AND, the new Maltese citizen says he has never even taken a public stance on Brexit! “Many in the media and these MPs suggest otherwise, but I challenge them to point to one example of any statement by me one way or the other on Brexit. They can not. Regardless of this truth, they seek to make me an emblem of Brexit and then as with all others they perceive as enemies, discredit me in their quest to reverse the decision of the British electorate.”
And he’s right; using parliamentary privilege to make such damaging claims is pretty weak-sauce when you know you’d get destroyed and probably reduced to pauper status if you even whispered it outside of Parliament’s hallowed halls. It also shows the road to Brexit (or not) is going to be painful, personal, and vicious.
And look, we may not like private individuals making a literal fortune off the privatisation of state assets, but making a killing from the privatisation of state assets is practically the New Zealand way. Faye Richwhite or Brierley’s anyone?
The Spinoff’s business section is enabled by our friends at Kiwibank. Kiwibank backs small to medium businesses, social enterprises and Kiwis who innovate to make good things happen.

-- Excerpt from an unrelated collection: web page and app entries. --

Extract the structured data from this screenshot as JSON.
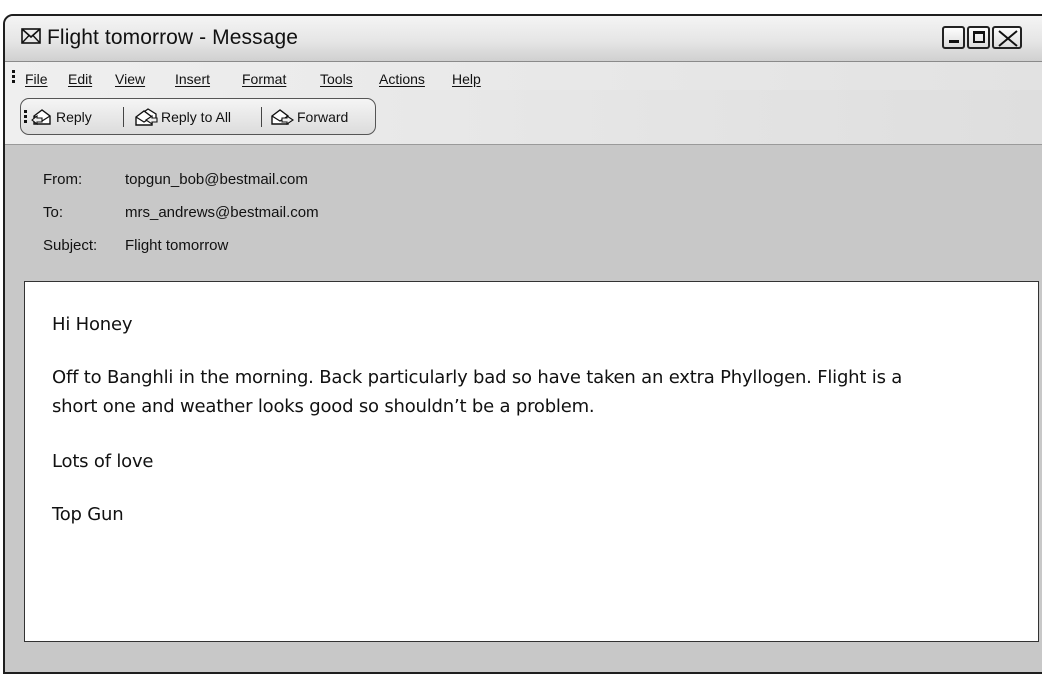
{
  "window": {
    "title": "Flight tomorrow - Message"
  },
  "menu": [
    {
      "label": "File",
      "name": "menu-file"
    },
    {
      "label": "Edit",
      "name": "menu-edit"
    },
    {
      "label": "View",
      "name": "menu-view"
    },
    {
      "label": "Insert",
      "name": "menu-insert"
    },
    {
      "label": "Format",
      "name": "menu-format"
    },
    {
      "label": "Tools",
      "name": "menu-tools"
    },
    {
      "label": "Actions",
      "name": "menu-actions"
    },
    {
      "label": "Help",
      "name": "menu-help"
    }
  ],
  "toolbar": {
    "reply_label": "Reply",
    "reply_all_label": "Reply to All",
    "forward_label": "Forward"
  },
  "headers": {
    "from_label": "From:",
    "from_value": "topgun_bob@bestmail.com",
    "to_label": "To:",
    "to_value": "mrs_andrews@bestmail.com",
    "subject_label": "Subject:",
    "subject_value": "Flight tomorrow"
  },
  "message": {
    "greeting": "Hi Honey",
    "line1": "Off to Banghli in the morning. Back particularly bad so have taken an extra Phyllogen.  Flight is a",
    "line2": "short one and weather looks good so shouldn’t be a problem.",
    "closing": "Lots of love",
    "signature": "Top Gun"
  },
  "icons": {
    "title": "envelope-icon",
    "reply": "reply-icon",
    "reply_all": "reply-all-icon",
    "forward": "forward-icon"
  }
}
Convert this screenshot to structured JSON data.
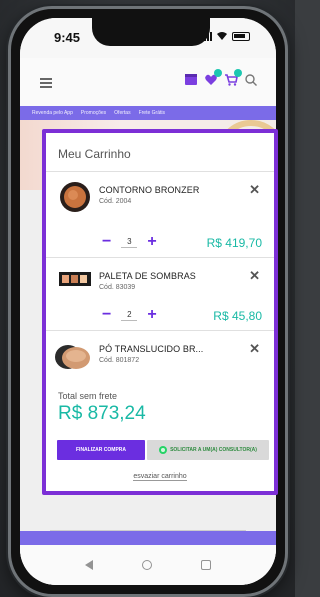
{
  "status_bar": {
    "time": "9:45"
  },
  "promo_bar": {
    "items": [
      "Revenda pelo App",
      "Promoções",
      "Ofertas",
      "Frete Grátis"
    ]
  },
  "cart": {
    "title": "Meu Carrinho",
    "items": [
      {
        "name": "CONTORNO BRONZER",
        "code": "Cód. 2004",
        "qty": "3",
        "price": "R$ 419,70"
      },
      {
        "name": "PALETA DE SOMBRAS",
        "code": "Cód. 83039",
        "qty": "2",
        "price": "R$ 45,80"
      },
      {
        "name": "PÓ TRANSLUCIDO BR...",
        "code": "Cód. 801872"
      }
    ],
    "total_label": "Total sem frete",
    "total_value": "R$ 873,24",
    "finish_label": "FINALIZAR COMPRA",
    "whatsapp_label": "SOLICITAR A UM(A) CONSULTOR(A)",
    "empty_label": "esvaziar carrinho"
  },
  "colors": {
    "accent_purple": "#6b2ee0",
    "frame_purple": "#7c2fd6",
    "price_teal": "#19b9a5"
  },
  "icons": [
    "hamburger-icon",
    "store-icon",
    "heart-icon",
    "cart-icon",
    "search-icon",
    "close-icon",
    "minus-icon",
    "plus-icon",
    "whatsapp-icon"
  ]
}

The Spinoff Weekly compiles the best stories of the week – an essential guide to modern life in New Zealand, emailed out on Monday evenings.